> [Instructions for the task]: Show all lines from the material that carry the word "Date".

**** Data to process

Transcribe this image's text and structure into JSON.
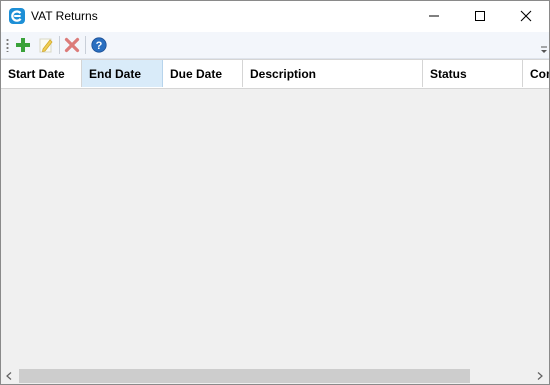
{
  "window": {
    "title": "VAT Returns",
    "app_icon": "app-logo-e-icon",
    "controls": [
      "minimize-icon",
      "maximize-icon",
      "close-icon"
    ]
  },
  "toolbar": {
    "buttons": [
      {
        "icon": "add-icon",
        "color": "#3aa23a"
      },
      {
        "icon": "edit-icon",
        "color": "#e8c03a",
        "disabled": true
      },
      {
        "icon": "delete-icon",
        "color": "#d9534f",
        "disabled": true
      },
      {
        "icon": "help-icon",
        "color": "#2a6fc0"
      }
    ]
  },
  "grid": {
    "columns": [
      "Start Date",
      "End Date",
      "Due Date",
      "Description",
      "Status",
      "Com"
    ],
    "selected_column": "End Date",
    "rows": []
  },
  "colors": {
    "accent": "#1d8fd6",
    "selected_header": "#d9ebf9",
    "toolbar_bg": "#f3f6fb",
    "grid_bg": "#f0f0f0"
  }
}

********

> [Exercise output]:
      "Start Date",
      "End Date",
      "Due Date",
    "selected_column": "End Date",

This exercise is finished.